According to the State Bank of Vietnam (SBV), the increasing rate is relative high compared with the same period in recent years.
Loans to the agricultural and rural areas increased by 17.6 per cent year-on-year, the industrial sector was up 17.75 per cent, construction was up 19 per cent, and trade and services was up 18.1 per cent.
Outstanding loans to small- and medium-sized enterprises by the end of August accounted for 21 per cent of the total outstanding loans, up 7.5 per cent compared with the period till December 31 last year.
Outstanding loans of the entire banking system in the first nine months of this year rose 12.16 percent against December 31 last year.
The high credit growth has positively helped boost GDP in the first nine months to 6.41 per cent, much higher than the 5.99 per cent increase in the same period of 2016.
SBV also reported that in the first nine months of 2017, over 300 meetings and dialogues between banks and enterprises were organized to assist enterprises in getting access to bank loans. Accordingly, banks committed to lend to firms nearly VND570 trillion, of which more than VND550 trillion was disbursed for corporate customers.

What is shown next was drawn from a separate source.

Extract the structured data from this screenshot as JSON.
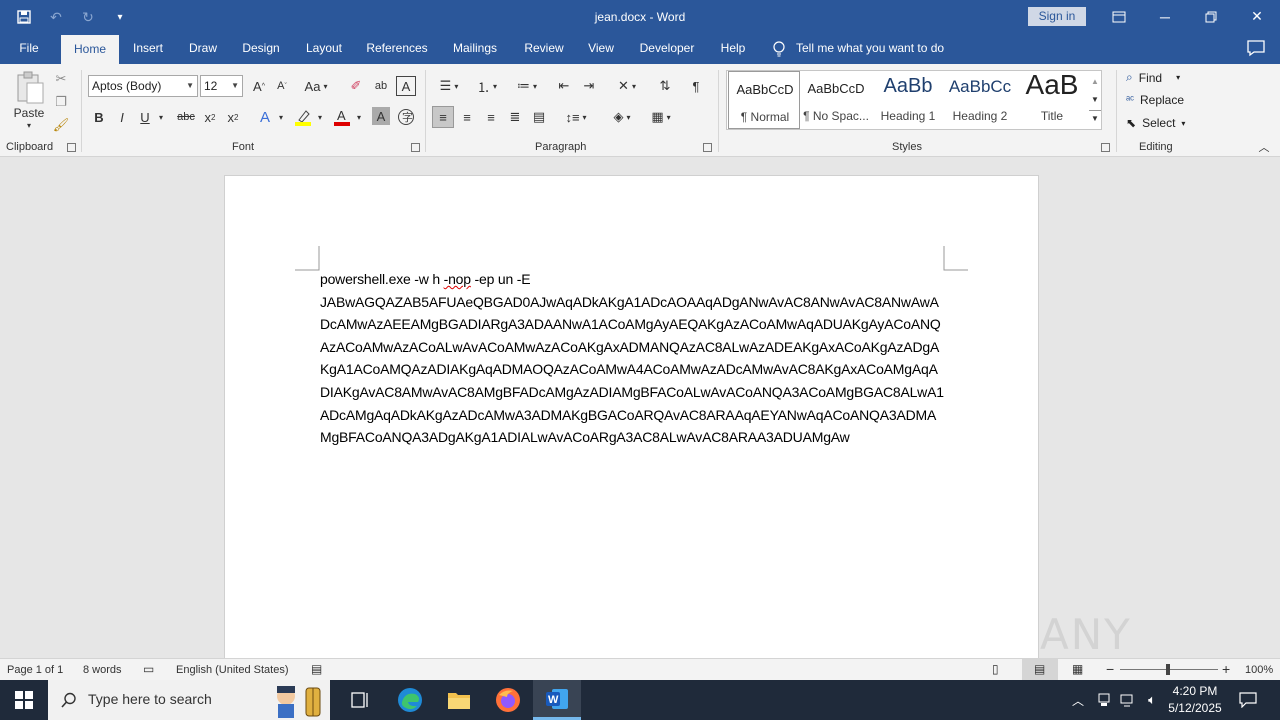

In addition, banks also provided other forms of support, such as reducing lending rates for firms’ old loans totaling nearly VND20 trillion.

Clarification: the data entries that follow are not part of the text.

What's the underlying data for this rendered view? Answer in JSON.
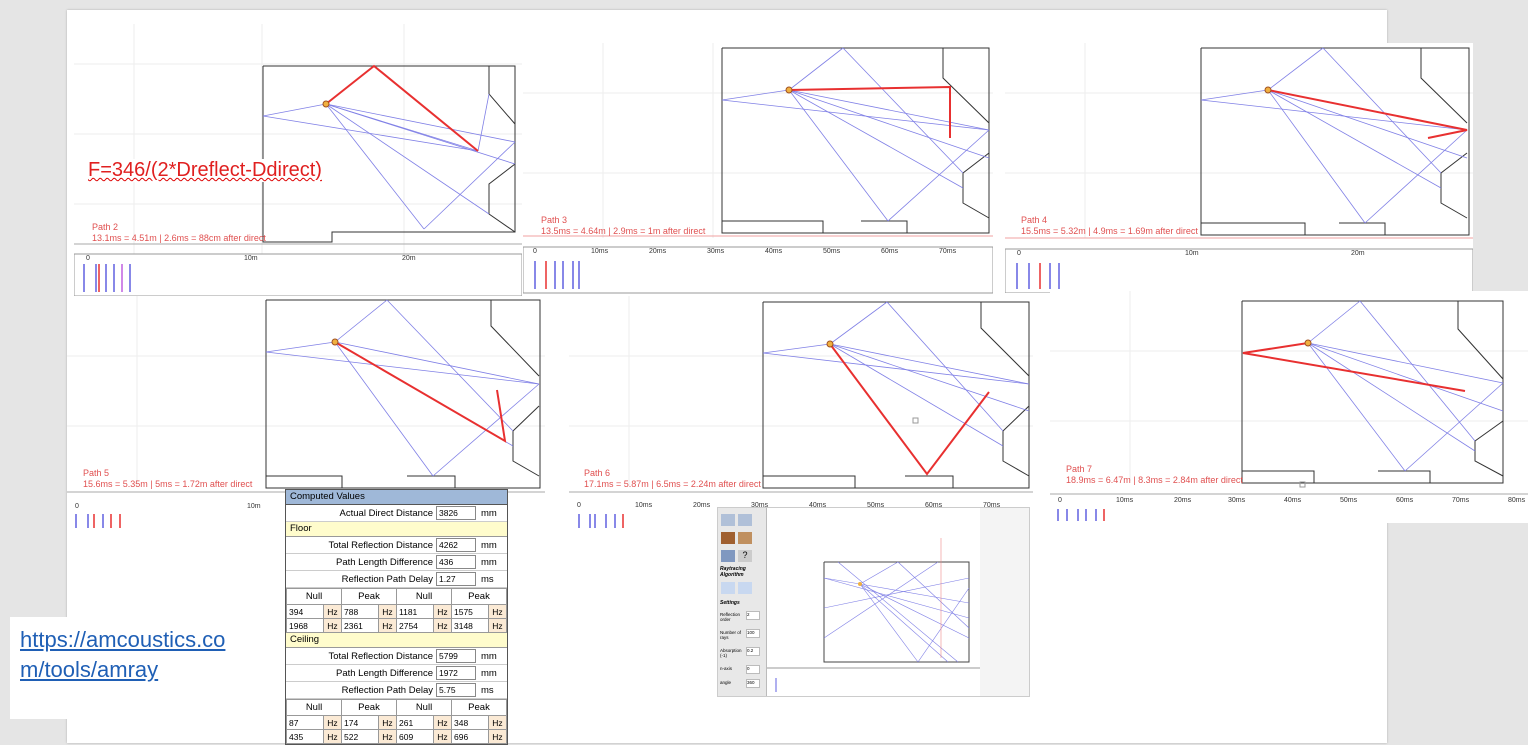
{
  "formula": "F=346/(2*Dreflect-Ddirect)",
  "link": "https://amcoustics.com/tools/amray",
  "paths": [
    {
      "label": "Path 2",
      "caption": "13.1ms = 4.51m    |    2.6ms = 88cm after direct",
      "ticks": [
        "0",
        "10m",
        "20m"
      ]
    },
    {
      "label": "Path 3",
      "caption": "13.5ms = 4.64m    |    2.9ms = 1m after direct",
      "ticks": [
        "0",
        "10ms",
        "20ms",
        "30ms",
        "40ms",
        "50ms",
        "60ms",
        "70ms"
      ]
    },
    {
      "label": "Path 4",
      "caption": "15.5ms = 5.32m    |    4.9ms = 1.69m after direct",
      "ticks": [
        "0",
        "10m",
        "20m"
      ]
    },
    {
      "label": "Path 5",
      "caption": "15.6ms = 5.35m    |    5ms = 1.72m after direct",
      "ticks": [
        "0",
        "10m"
      ]
    },
    {
      "label": "Path 6",
      "caption": "17.1ms = 5.87m    |    6.5ms = 2.24m after direct",
      "ticks": [
        "0",
        "10ms",
        "20ms",
        "30ms",
        "40ms",
        "50ms",
        "60ms",
        "70ms"
      ]
    },
    {
      "label": "Path 7",
      "caption": "18.9ms = 6.47m    |    8.3ms = 2.84m after direct",
      "ticks": [
        "0",
        "10ms",
        "20ms",
        "30ms",
        "40ms",
        "50ms",
        "60ms",
        "70ms",
        "80ms"
      ]
    }
  ],
  "computed": {
    "title": "Computed Values",
    "direct_label": "Actual Direct Distance",
    "direct_value": "3826",
    "direct_unit": "mm",
    "floor": {
      "title": "Floor",
      "rows": [
        {
          "label": "Total Reflection Distance",
          "value": "4262",
          "unit": "mm"
        },
        {
          "label": "Path Length Difference",
          "value": "436",
          "unit": "mm"
        },
        {
          "label": "Reflection Path Delay",
          "value": "1.27",
          "unit": "ms"
        }
      ],
      "headers": [
        "Null",
        "Peak",
        "Null",
        "Peak"
      ],
      "cells": [
        [
          "394",
          "788",
          "1181",
          "1575"
        ],
        [
          "1968",
          "2361",
          "2754",
          "3148"
        ]
      ]
    },
    "ceiling": {
      "title": "Ceiling",
      "rows": [
        {
          "label": "Total Reflection Distance",
          "value": "5799",
          "unit": "mm"
        },
        {
          "label": "Path Length Difference",
          "value": "1972",
          "unit": "mm"
        },
        {
          "label": "Reflection Path Delay",
          "value": "5.75",
          "unit": "ms"
        }
      ],
      "headers": [
        "Null",
        "Peak",
        "Null",
        "Peak"
      ],
      "cells": [
        [
          "87",
          "174",
          "261",
          "348"
        ],
        [
          "435",
          "522",
          "609",
          "696"
        ]
      ]
    },
    "hz": "Hz"
  },
  "app": {
    "sidebar": [
      "Raytracing Algorithm",
      "Settings",
      "Reflection order",
      "Number of rays",
      "Absorption (-1)",
      "n-axis",
      "angle"
    ],
    "values": [
      "2",
      "100",
      "0.2",
      "0",
      "360"
    ]
  },
  "colors": {
    "ray": "#7a7ae8",
    "highlight": "#e83030",
    "caption": "#e05050",
    "link": "#1f5fb5"
  }
}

A recent survey conducted by SBV showed that many credit institutions continued to be optimistic about the trend of increasing demand for financial and banking services in 2017, especially demand for loans in the fourth quarter of 2017.
Under the survey, capital mobilization and lending are expected to accelerate in the last quarter of the year, of which capital mobilization will grow 5.32 per cent, as against 3.74 per cent in Q4 last year, and credit growth will rise 6.07 per cent, as against 5.91 per cent in Q4 of 2016.

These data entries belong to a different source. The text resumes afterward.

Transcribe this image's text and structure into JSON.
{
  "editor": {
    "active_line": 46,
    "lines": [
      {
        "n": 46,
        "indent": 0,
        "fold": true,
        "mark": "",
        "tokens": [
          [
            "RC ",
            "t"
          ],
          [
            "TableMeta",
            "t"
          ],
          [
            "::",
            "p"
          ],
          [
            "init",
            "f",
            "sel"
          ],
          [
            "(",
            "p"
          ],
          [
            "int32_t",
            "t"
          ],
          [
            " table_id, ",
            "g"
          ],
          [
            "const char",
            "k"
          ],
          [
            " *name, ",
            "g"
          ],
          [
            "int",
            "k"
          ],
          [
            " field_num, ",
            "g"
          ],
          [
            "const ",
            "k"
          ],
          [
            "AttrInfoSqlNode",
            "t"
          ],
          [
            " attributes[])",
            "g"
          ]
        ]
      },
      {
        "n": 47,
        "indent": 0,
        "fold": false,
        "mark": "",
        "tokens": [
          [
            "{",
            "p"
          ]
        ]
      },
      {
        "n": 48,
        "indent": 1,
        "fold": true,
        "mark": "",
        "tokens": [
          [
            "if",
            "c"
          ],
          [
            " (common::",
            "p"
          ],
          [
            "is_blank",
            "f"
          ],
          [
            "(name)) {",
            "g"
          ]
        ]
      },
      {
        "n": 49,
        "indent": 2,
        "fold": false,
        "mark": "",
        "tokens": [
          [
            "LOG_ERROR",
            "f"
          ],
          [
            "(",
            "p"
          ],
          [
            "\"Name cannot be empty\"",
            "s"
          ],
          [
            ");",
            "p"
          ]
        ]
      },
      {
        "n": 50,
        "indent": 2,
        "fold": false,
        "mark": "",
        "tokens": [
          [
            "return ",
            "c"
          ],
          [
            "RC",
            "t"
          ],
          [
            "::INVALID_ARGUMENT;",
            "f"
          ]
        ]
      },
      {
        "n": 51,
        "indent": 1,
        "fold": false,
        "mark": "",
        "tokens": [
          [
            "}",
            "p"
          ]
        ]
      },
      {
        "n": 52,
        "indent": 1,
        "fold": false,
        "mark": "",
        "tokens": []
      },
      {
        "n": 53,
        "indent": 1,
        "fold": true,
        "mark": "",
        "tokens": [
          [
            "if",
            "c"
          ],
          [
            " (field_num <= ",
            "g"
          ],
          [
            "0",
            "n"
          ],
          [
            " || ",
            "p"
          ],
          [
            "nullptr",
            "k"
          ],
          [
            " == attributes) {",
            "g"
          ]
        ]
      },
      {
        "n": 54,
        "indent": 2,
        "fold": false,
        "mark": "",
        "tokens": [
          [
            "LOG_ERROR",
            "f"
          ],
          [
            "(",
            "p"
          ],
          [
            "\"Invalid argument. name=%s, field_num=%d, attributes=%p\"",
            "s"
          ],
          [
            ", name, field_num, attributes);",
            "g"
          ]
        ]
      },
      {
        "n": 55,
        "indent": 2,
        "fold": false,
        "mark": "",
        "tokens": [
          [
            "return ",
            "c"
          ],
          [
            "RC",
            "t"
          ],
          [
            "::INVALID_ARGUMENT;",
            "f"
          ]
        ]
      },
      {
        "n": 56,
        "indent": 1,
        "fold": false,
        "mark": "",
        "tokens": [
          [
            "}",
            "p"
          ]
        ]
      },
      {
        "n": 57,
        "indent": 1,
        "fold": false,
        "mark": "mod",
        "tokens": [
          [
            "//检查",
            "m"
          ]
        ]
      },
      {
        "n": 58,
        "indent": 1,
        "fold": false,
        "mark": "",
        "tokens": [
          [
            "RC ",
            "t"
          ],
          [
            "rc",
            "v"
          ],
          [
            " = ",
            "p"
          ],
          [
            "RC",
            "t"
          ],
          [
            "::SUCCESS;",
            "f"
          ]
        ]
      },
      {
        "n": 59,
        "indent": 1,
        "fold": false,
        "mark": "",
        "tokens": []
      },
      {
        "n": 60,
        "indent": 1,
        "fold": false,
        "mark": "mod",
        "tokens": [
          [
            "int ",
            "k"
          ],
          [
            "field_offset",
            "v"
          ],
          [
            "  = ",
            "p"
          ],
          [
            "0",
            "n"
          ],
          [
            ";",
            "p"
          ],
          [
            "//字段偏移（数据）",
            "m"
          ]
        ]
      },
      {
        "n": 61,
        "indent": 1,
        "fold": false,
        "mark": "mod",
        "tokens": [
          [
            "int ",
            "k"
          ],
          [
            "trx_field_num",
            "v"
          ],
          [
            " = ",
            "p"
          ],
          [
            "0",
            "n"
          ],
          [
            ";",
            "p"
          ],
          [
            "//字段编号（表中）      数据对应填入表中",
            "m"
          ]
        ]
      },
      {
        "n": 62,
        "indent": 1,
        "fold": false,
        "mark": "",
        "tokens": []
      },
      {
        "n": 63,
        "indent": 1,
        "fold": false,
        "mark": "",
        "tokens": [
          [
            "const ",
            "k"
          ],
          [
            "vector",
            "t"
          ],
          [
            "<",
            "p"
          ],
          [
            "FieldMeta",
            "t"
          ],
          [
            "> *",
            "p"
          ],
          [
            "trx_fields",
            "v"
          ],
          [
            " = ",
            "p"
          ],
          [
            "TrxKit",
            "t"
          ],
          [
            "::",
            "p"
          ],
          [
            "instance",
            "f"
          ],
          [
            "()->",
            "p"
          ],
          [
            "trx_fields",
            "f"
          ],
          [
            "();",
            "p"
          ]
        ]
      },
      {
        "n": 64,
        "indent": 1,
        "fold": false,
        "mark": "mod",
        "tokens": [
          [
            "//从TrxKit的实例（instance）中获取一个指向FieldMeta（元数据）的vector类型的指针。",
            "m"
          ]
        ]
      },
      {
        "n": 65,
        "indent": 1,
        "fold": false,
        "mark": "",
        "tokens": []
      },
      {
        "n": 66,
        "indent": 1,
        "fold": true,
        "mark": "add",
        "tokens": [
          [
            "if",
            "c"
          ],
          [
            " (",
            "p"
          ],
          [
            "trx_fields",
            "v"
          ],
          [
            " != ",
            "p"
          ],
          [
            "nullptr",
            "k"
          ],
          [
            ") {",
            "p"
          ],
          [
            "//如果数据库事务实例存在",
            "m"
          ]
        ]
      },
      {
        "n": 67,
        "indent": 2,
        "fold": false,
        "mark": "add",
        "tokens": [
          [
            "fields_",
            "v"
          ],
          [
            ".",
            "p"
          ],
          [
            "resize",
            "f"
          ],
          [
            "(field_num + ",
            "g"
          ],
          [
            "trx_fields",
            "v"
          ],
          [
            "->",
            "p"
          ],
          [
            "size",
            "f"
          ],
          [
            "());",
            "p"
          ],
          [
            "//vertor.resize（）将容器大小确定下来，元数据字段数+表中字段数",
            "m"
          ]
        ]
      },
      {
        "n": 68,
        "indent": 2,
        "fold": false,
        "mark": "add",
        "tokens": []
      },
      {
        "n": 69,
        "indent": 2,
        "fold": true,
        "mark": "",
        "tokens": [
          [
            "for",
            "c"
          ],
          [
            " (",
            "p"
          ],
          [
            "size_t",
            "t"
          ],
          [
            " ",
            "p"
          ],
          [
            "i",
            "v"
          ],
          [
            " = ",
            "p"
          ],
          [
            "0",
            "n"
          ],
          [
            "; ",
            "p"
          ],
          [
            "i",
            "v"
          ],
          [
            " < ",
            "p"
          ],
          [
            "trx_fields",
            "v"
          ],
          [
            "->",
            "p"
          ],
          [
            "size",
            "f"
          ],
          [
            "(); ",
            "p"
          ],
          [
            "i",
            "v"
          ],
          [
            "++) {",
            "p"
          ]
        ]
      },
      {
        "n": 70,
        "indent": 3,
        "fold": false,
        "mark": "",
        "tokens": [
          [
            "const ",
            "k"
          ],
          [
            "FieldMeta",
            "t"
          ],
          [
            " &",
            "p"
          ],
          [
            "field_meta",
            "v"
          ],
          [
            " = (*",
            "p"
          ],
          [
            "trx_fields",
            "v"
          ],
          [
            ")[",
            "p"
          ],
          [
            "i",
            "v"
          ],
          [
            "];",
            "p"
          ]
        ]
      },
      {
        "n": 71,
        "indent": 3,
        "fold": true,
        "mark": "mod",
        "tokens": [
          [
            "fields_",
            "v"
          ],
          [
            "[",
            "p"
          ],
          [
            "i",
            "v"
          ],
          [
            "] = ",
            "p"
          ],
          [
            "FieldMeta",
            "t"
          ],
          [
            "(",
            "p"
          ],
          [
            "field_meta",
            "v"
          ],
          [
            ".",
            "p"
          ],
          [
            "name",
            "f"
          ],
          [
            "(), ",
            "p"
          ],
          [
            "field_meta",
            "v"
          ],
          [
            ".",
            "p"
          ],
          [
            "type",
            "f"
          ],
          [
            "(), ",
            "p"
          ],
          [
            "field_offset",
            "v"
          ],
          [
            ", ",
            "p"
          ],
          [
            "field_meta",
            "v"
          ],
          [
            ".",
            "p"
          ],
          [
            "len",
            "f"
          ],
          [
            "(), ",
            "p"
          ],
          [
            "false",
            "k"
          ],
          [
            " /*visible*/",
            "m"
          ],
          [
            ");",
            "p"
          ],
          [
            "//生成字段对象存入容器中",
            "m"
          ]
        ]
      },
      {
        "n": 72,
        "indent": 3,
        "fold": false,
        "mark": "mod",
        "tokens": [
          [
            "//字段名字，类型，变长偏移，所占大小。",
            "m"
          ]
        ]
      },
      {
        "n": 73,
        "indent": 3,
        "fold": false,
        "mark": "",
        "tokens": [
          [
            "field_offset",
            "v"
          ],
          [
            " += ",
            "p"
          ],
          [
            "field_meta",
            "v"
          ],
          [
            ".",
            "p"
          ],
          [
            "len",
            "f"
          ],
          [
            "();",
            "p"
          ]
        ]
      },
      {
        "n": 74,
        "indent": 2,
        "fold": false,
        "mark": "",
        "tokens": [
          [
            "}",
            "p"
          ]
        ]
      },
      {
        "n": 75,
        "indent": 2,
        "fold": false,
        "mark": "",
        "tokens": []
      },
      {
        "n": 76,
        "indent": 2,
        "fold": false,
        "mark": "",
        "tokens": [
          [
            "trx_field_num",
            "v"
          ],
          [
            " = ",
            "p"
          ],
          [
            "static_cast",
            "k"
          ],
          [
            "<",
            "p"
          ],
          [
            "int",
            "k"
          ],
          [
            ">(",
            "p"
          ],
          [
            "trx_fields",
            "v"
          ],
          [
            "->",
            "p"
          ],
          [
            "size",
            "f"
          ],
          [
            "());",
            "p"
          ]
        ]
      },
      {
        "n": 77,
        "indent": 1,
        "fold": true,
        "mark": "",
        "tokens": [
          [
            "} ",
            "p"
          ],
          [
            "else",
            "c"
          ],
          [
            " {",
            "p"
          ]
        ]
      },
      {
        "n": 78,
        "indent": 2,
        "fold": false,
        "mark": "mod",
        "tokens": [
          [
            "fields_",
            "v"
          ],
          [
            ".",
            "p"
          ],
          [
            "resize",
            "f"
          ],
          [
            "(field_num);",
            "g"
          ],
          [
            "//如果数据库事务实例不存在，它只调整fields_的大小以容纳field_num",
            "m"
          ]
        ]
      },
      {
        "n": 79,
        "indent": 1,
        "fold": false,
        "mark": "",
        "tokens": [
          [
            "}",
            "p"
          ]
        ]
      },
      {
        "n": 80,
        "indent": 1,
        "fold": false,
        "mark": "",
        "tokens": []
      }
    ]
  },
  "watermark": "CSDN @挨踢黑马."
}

To support the economic growth, the Government has also requested SBV to continue the monetary policy in the direction of lowering lending rates, at the same time raising outstanding credit to 21-22 per cent in 2017, based on credit quality and macro stability.
Together with the extension approval, SBV also instructed commercial banks to conduct scrutiny to ensure bank capital went to effective sectors, avoiding non-performing loans.
SBV noted that it is ready to supply capital to the economy; however, the terms of lending will remain strict, in accordance with legal regulations and procedures.
According to experts, raising the credit growth target to 22 per cent will enable banks to have more room to expand lending at the end of the year. However, it should be calculated with extreme caution, they said, adding that it would be very risky if credit did not flow into production and business but into sensitive business sectors, such as real estate and securities, especially at this time when the real estate and securities markets were warming up.
On the other hand, they warned that if the money continues to be injected without any positive impact on economic growth, inflation would surge.